Find the season for a date

Pieterjan De Clippel
2 min readSep 10, 2022

I know what you’re thinking right now…

Well, isn’t that easy stuff?

Spoiler: Trust me, it’s not

Situation

Your seasons are stored in the database like this:

Seasons stored in the database

Now you want to know for a specific date to which season it belongs. Take for example 2022/04/15. First thing you can try, is to set the year to 2000 (this is a good example since it’s a leap year). Any sane person knows rightaway that this is in Spring.

2000/03/21 <= 2000/04/15 <= 2000/06/20

So yeah, easy, April 15th is in Spring.

…………………………………………………………………..

Lets pick another example, 2022/12/25.

2000/12/21 <= 2000/12/25 <= 2001/03/20

Yes, easy, Christmas is in the Winter.

…………………………………………………………………..

Now for a change, lets pick 2022/01/06

2000/12/21 <= 2000/01/06 <= 2001/03/20

The above equation (which isn’t mathematically correct, I know…) cannot possibly be true, unless we would change the year to 2001 instead of 2000. But how can we know what number to pick? (remember that the seasons are coming from the database, are completely user-specific, and can be 11-months long if the user chooses to). If you’re into gambling, you can try and guess if you want to pick 2000 or 2001. But we need exact calculations…
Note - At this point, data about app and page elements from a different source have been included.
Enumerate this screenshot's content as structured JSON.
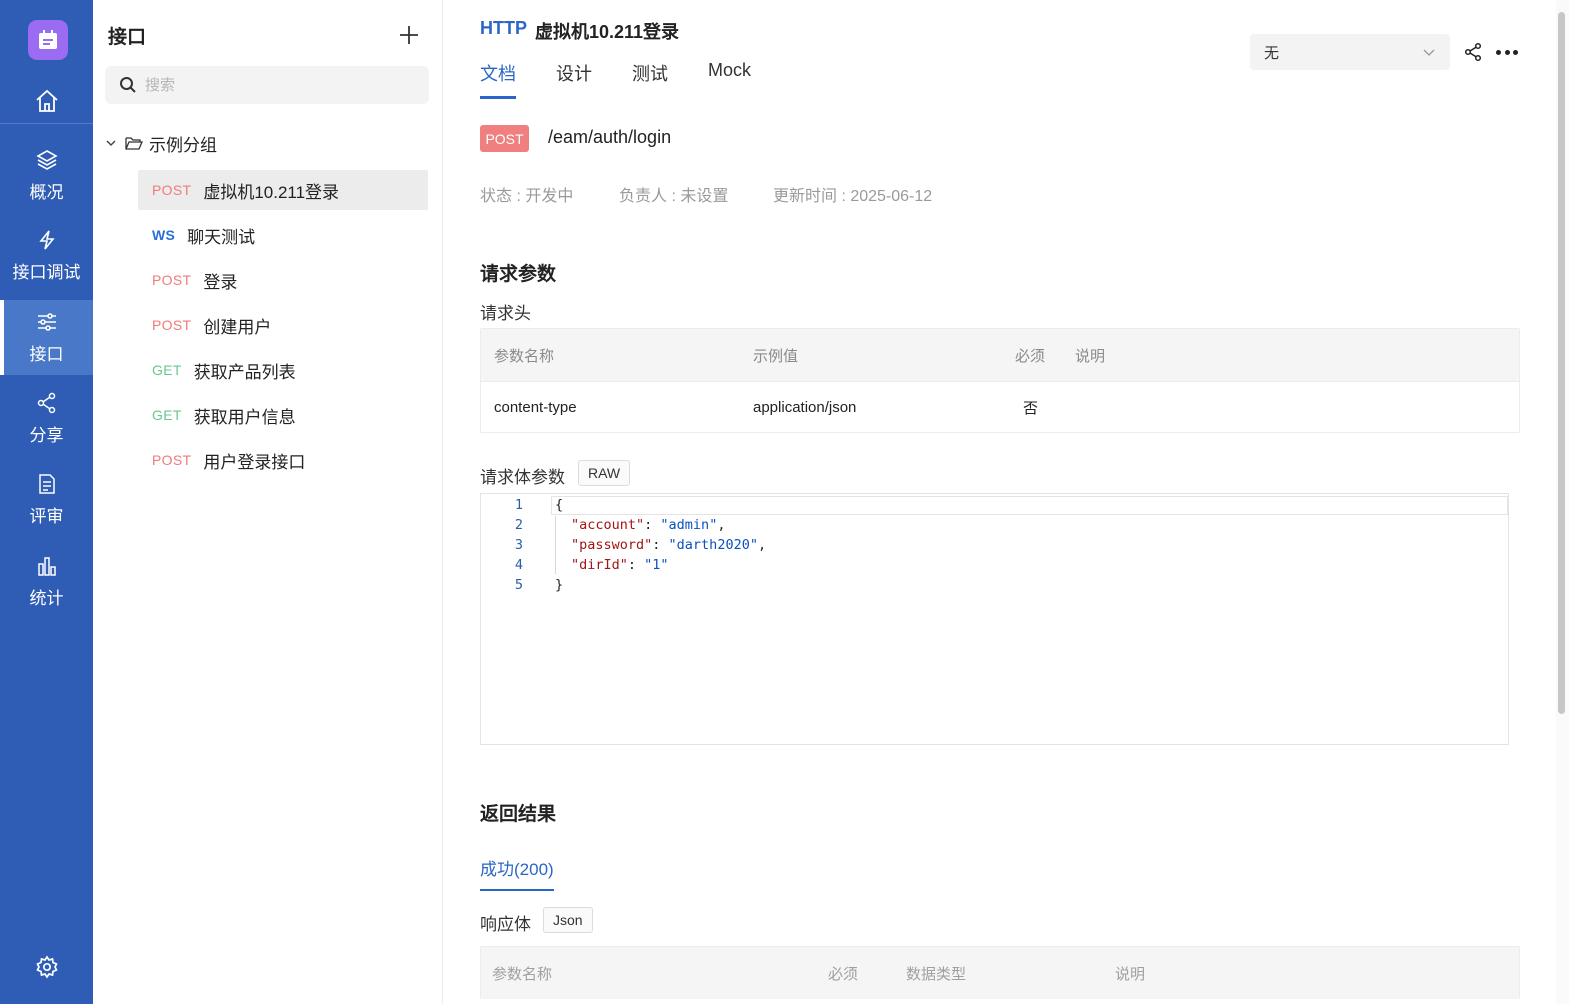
{
  "rail": {
    "items": [
      {
        "label": "概况"
      },
      {
        "label": "接口调试"
      },
      {
        "label": "接口"
      },
      {
        "label": "分享"
      },
      {
        "label": "评审"
      },
      {
        "label": "统计"
      }
    ],
    "active": "接口",
    "colors": {
      "background": "#2f5db5",
      "active": "#4a78c8",
      "logo": "#9b6cf2"
    }
  },
  "sidebar": {
    "title": "接口",
    "search_placeholder": "搜索",
    "group": "示例分组",
    "apis": [
      {
        "method": "POST",
        "name": "虚拟机10.211登录",
        "active": true
      },
      {
        "method": "WS",
        "name": "聊天测试"
      },
      {
        "method": "POST",
        "name": "登录"
      },
      {
        "method": "POST",
        "name": "创建用户"
      },
      {
        "method": "GET",
        "name": "获取产品列表"
      },
      {
        "method": "GET",
        "name": "获取用户信息"
      },
      {
        "method": "POST",
        "name": "用户登录接口"
      }
    ]
  },
  "main": {
    "protocol": "HTTP",
    "title": "虚拟机10.211登录",
    "tabs": [
      "文档",
      "设计",
      "测试",
      "Mock"
    ],
    "active_tab": "文档",
    "env_select": "无",
    "method": "POST",
    "path": "/eam/auth/login",
    "status": "状态 : 开发中",
    "owner": "负责人 : 未设置",
    "updated": "更新时间 : 2025-06-12",
    "request_params_heading": "请求参数",
    "headers_heading": "请求头",
    "headers_table": {
      "columns": [
        "参数名称",
        "示例值",
        "必须",
        "说明"
      ],
      "rows": [
        {
          "name": "content-type",
          "example": "application/json",
          "required": "否",
          "desc": ""
        }
      ]
    },
    "body_heading": "请求体参数",
    "body_format": "RAW",
    "body_code": {
      "line_numbers": [
        "1",
        "2",
        "3",
        "4",
        "5"
      ],
      "lines": [
        {
          "parts": [
            {
              "t": "{",
              "c": "p"
            }
          ]
        },
        {
          "parts": [
            {
              "t": "\"account\"",
              "c": "k"
            },
            {
              "t": ": ",
              "c": "p"
            },
            {
              "t": "\"admin\"",
              "c": "s"
            },
            {
              "t": ",",
              "c": "p"
            }
          ]
        },
        {
          "parts": [
            {
              "t": "\"password\"",
              "c": "k"
            },
            {
              "t": ": ",
              "c": "p"
            },
            {
              "t": "\"darth2020\"",
              "c": "s"
            },
            {
              "t": ",",
              "c": "p"
            }
          ]
        },
        {
          "parts": [
            {
              "t": "\"dirId\"",
              "c": "k"
            },
            {
              "t": ": ",
              "c": "p"
            },
            {
              "t": "\"1\"",
              "c": "s"
            }
          ]
        },
        {
          "parts": [
            {
              "t": "}",
              "c": "p"
            }
          ]
        }
      ]
    },
    "response_heading": "返回结果",
    "response_tab": "成功(200)",
    "response_body_heading": "响应体",
    "response_format": "Json",
    "response_table": {
      "columns": [
        "参数名称",
        "必须",
        "数据类型",
        "说明"
      ]
    },
    "colors": {
      "accent": "#2b66c6",
      "post": "#f08080",
      "get": "#66c98c",
      "ws": "#2b6fd6"
    }
  }
}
An easy, primitive, workaround

This post on StackOverflow can give you a little hint on how you could solve this problem.
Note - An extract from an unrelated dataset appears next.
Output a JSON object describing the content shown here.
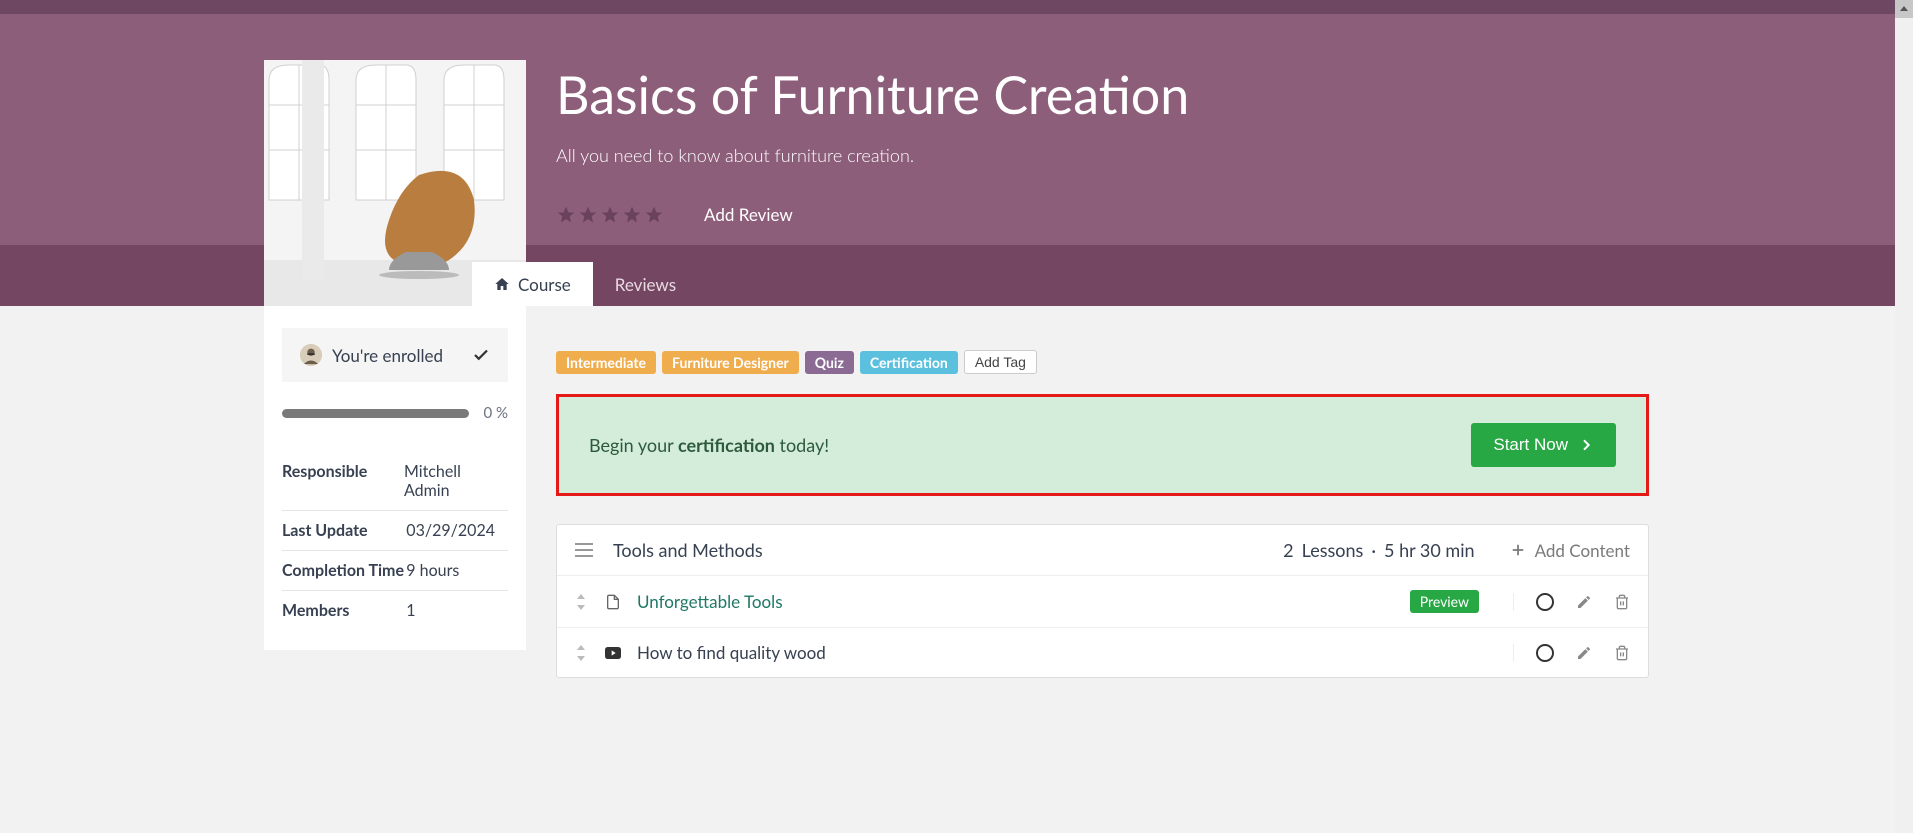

However, our seasons are coming from a database. But we can still apply what we see here:

  • Change all year numbers to 2000
  • Do the simple check:
season_start(2000) <= date(2000) <= season_end(2000)
  • If this doesn’t return us anything, take the season of which the year_start !== year_end

A more direct way

All the problems described above can be easily circumvented by just splitting up the season that intersects newyear (or where year_start !== year_end)

Seasons stored in the database <> Splitted seasons

Now we can have all year numbers set to 2000, and comparing the dates is as easy as it looks. 100% reliable.

Coding

Coding the above should be pretty straightforward, depending on what language/ORM you’re using.

SQL

Find season for date using Transact-SQL

Most likely, parts of this SQL-query can be written in a better way. However, the database system (that, which cannot be named) and version we’ve been using at my job at that time, was old and didn’t support a wide range of SQL commands.

C#

In .NET, using LINQ-to-SQL visitors, you could write the following LINQ-query. This query can be fully translated to SQL without problems.

So as explained above, we just check if the season crosses the newyear. If so, we split the season in a part before and after newyear. Change all year numbers to 2000, and simply compare the dates.

I’ve written a NuGet package for .NET, which implements this code snippet.

--

--